Barclays monoline insurance ploy pays off
By Margaret Doyle
Barclays has avoided the dead hand of state shareholding and, on Thursday’s evidence, it looks as though it will escape completely.
Barclays Capital has enjoyed a storming first quarter — so good it is hard to see it being sustained — which has allowed the bank to make more big write-downs and still report a 15 percent increase in pre-tax profit.
The key question is whether its provisions against so-called level 3 (hard to value) assets are sufficient.
On the face of it, they do not appear to be, because they have provided for a write-down of 24 percent on an alphabet soup of American junk assets. That compares to a write-down of 75 percent taken on a bunch of similar assets by Societe Generale, which unveiled an unexpected first-quarter loss.
Both bought insurance against a deterioration in the value of these assets, in Barclays’ case, 27 billion pounds-worth, from “monoline” insurers.

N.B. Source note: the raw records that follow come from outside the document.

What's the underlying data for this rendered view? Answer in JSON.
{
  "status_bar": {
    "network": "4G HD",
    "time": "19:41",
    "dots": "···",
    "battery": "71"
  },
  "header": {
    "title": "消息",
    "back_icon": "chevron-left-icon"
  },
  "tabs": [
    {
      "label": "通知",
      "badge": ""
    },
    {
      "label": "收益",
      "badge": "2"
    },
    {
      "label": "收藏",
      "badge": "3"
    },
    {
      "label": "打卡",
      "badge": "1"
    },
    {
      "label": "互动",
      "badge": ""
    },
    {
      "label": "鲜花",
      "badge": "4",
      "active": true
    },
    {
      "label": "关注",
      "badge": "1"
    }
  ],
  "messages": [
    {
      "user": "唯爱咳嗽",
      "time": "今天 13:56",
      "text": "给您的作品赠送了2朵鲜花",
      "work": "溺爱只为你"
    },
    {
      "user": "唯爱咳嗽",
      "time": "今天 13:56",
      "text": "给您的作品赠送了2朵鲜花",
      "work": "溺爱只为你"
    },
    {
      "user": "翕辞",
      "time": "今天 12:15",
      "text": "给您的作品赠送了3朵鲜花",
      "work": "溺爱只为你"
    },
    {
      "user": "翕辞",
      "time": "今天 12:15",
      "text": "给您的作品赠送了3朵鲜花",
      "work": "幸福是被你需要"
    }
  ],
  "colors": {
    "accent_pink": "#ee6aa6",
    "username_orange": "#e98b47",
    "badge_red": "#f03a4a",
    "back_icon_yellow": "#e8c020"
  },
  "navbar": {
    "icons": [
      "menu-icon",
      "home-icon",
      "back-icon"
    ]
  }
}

Analysts have questioned the value of such insurance, as the survival of the monolines themselves has been called into question. Barclays’ defence is straightforward: it says the likelihood of being hit by both a default on the underlying asset and on the insurer is very low. And it is taking more write-downs with each quarter’s results.
But are these haircuts just big enough to be comfortably covered by Barclays’ profits? Is it simply trying to earn its way out of the credit crunch?
It is, of course, in Barclays interests to play a long game. It gave Middle Eastern state investors great terms on a capital injection last autumn in order to avoid having Her Majesty’s Government on the share register.
I-shares, only recently considered to be a core asset, was also ditched in order to help it pass a British stress test. Had it failed, it would have had to buy insurance on punitive terms from the government.
Shareholders have bought the story. The stock price has risen six-fold from its January low. Whether it will continue to rise depends on whether BarCap can continue to turn in profits faster than its American junk goes bad.